Silly Putty is a toy based on silicone polymers which display unusual physical properties. It bounces, but breaks when given a sharp blow and can also flow like a liquid. It was originally created by accident during research into potential rubber substitutes for use by the United States in World War II.
After its success as a toy, other uses were found. In the home, it can be used to remove substances such as dirt, lint, pet hair, or ink from various surfaces.
The material's unique properties have found niche use in medical and scientific applications.
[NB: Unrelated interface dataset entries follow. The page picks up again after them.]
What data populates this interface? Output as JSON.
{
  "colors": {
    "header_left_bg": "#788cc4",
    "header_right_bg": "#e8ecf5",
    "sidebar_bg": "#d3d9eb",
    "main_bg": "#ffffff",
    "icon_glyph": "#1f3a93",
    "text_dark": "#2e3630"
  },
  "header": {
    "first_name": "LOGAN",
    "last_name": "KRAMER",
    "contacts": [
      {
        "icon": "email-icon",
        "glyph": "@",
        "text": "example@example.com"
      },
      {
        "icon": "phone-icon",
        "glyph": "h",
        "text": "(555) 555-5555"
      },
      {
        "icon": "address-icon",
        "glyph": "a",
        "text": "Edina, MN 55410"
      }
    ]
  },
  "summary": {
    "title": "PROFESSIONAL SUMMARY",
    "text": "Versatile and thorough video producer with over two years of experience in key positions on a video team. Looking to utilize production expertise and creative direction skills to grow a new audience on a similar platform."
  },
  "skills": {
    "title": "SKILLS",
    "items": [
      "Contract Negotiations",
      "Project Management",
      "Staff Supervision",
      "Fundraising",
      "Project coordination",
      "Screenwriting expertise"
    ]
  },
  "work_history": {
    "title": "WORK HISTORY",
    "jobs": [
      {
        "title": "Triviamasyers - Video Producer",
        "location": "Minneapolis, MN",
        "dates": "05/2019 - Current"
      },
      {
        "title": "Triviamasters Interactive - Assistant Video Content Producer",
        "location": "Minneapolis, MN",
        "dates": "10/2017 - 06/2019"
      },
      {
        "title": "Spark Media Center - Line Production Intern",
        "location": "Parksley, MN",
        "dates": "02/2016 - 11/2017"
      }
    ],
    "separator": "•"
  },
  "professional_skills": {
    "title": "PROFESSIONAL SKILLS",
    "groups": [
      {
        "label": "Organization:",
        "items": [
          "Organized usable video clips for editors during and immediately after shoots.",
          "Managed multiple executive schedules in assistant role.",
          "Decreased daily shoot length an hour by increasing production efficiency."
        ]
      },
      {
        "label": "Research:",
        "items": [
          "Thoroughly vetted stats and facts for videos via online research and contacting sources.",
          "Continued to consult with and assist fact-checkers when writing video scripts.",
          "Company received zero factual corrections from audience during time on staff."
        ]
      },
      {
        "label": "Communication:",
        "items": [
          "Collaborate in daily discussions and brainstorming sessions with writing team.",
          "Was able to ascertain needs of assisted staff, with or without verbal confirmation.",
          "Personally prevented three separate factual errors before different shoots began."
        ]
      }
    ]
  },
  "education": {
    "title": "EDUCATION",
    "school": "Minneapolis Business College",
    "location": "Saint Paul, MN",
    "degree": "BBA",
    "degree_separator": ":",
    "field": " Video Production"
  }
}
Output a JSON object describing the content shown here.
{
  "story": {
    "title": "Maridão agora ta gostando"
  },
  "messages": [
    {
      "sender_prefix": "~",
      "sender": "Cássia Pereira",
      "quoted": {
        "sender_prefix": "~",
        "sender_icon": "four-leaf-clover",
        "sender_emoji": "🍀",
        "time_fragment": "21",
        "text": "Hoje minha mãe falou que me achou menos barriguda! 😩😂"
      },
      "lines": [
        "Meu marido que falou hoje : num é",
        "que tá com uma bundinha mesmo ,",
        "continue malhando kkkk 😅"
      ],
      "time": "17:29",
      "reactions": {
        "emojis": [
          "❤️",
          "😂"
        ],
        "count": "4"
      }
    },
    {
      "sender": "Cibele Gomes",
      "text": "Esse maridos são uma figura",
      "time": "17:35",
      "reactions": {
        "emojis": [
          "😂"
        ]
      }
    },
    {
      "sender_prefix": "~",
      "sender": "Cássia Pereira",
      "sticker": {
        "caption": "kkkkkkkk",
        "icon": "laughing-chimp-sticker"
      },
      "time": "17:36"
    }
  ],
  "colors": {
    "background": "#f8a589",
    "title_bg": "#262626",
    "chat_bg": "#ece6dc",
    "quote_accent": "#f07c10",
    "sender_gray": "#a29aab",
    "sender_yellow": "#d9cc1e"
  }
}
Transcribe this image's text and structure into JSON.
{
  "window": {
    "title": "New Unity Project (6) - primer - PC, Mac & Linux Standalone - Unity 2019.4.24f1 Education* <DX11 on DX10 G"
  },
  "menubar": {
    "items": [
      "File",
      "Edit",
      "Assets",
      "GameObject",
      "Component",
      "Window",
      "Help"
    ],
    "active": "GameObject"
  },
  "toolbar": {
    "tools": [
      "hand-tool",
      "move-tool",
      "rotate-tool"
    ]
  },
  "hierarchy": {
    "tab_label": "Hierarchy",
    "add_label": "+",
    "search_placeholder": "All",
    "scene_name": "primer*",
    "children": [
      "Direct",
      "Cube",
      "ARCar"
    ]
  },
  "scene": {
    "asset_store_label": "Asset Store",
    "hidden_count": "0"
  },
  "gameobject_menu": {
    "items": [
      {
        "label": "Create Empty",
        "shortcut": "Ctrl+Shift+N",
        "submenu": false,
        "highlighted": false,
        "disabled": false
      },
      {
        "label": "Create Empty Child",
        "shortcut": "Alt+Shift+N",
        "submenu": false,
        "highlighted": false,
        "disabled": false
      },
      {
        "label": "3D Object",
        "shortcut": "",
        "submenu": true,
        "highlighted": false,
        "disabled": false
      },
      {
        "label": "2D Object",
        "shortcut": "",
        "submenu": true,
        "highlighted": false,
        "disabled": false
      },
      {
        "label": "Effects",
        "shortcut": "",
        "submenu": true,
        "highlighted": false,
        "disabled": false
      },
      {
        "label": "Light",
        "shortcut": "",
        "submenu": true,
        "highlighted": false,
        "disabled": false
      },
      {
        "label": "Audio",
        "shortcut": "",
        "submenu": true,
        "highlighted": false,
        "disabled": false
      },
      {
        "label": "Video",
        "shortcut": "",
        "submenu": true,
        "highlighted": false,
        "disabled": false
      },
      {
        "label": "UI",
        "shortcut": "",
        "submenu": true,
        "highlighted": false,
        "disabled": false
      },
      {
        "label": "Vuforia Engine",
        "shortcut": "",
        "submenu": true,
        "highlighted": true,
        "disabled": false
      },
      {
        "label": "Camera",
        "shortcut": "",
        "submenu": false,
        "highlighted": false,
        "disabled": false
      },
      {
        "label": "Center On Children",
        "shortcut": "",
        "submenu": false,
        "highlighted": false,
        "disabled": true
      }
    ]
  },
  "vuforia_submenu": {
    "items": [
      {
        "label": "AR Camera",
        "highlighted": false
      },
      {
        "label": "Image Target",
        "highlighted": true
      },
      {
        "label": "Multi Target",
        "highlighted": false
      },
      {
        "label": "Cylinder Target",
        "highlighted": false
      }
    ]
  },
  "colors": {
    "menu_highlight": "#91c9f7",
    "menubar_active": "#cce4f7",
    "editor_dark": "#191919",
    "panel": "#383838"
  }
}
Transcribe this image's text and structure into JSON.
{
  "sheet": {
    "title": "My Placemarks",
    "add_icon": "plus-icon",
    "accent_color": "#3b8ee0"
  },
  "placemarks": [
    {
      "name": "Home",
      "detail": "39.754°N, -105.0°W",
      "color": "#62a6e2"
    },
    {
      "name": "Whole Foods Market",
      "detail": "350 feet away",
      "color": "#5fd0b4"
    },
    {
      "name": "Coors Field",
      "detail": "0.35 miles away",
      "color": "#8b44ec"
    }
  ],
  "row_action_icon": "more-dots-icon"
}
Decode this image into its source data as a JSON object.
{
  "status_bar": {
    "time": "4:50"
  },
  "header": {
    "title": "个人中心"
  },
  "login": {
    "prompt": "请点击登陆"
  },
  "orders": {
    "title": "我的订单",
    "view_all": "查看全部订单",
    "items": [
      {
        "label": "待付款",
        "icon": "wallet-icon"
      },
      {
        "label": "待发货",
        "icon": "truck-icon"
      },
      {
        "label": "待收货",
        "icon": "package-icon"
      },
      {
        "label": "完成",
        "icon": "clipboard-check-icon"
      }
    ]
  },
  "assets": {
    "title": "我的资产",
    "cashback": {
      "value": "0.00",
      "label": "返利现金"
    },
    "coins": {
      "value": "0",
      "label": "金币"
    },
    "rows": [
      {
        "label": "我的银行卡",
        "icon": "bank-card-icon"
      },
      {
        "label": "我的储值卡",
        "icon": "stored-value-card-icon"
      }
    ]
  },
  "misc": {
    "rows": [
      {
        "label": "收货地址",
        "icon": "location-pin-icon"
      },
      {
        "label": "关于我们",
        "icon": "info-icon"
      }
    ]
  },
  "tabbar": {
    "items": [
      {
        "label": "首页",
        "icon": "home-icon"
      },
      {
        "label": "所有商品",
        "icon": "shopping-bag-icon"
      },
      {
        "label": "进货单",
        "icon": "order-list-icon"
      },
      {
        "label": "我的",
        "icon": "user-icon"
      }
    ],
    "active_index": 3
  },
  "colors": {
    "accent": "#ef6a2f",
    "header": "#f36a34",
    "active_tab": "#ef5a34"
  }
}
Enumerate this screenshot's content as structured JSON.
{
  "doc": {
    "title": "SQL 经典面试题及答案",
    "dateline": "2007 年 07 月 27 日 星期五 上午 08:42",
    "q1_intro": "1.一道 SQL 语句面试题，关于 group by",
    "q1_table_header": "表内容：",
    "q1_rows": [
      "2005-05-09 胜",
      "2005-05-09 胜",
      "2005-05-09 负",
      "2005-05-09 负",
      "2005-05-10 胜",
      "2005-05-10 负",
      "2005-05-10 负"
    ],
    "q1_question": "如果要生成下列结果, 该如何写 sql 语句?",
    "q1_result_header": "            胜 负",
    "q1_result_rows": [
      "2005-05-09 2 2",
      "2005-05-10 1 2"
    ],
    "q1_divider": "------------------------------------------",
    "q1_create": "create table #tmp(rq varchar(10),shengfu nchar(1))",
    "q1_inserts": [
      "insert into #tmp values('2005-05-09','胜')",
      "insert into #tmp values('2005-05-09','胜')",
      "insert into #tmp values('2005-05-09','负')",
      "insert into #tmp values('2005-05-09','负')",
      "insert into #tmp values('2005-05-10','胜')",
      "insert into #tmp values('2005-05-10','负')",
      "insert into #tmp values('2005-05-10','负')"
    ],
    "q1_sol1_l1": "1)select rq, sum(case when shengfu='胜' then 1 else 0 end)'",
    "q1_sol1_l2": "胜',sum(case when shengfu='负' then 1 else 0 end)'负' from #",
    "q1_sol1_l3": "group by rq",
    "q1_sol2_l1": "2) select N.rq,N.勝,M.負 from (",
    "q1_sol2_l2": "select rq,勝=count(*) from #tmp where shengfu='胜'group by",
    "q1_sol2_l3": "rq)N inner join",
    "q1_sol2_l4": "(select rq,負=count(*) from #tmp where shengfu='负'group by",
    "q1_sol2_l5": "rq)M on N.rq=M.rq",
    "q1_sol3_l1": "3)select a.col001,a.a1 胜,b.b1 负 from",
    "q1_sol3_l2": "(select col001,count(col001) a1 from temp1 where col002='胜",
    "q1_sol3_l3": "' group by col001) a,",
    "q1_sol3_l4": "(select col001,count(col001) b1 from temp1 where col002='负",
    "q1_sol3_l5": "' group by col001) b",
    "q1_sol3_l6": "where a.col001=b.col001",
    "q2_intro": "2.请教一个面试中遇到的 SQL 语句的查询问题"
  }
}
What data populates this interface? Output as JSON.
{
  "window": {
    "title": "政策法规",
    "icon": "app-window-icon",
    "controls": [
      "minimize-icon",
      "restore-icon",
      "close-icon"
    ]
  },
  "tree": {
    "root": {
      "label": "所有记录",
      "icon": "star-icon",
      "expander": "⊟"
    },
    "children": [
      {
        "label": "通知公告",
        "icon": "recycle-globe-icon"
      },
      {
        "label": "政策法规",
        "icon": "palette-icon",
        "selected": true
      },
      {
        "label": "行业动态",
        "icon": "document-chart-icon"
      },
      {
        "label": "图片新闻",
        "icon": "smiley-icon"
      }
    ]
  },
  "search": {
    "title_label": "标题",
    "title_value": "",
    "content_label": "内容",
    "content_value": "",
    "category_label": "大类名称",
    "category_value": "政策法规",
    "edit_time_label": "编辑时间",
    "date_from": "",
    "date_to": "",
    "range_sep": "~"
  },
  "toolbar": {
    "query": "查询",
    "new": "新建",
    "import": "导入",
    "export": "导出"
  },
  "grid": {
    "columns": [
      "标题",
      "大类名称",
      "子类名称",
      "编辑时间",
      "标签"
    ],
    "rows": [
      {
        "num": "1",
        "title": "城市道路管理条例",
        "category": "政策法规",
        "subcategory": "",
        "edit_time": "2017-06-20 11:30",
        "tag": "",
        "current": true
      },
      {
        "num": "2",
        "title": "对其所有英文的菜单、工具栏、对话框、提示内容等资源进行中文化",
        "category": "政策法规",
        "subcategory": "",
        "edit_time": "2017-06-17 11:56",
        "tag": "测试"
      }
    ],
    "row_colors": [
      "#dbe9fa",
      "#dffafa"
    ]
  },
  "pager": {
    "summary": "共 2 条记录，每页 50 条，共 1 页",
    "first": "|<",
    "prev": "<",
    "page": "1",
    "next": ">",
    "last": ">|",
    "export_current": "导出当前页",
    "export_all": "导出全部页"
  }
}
Physical therapists use it for rehabilitative therapy of hand injuries.
Slinkys, from the Swedish word meaning "a serpentine or undulating form," are springs with zero compression or tension.
It was discovered in 1943 by Richard James, who was working to design a spring for the U.S. Navy that would keep sensitive ship-board insturments steady while at sea; James was amused by the way the spring "walked" down elevations and invented toys from these springs which were first sold in 1945.
Slinkys can perform a number of tricks, including travelling down a flight of steps end-over-end as it stretches and re-forms itself with the aid of gravity and its own momentum, or appear to levitate for a period of time after it has been dropped.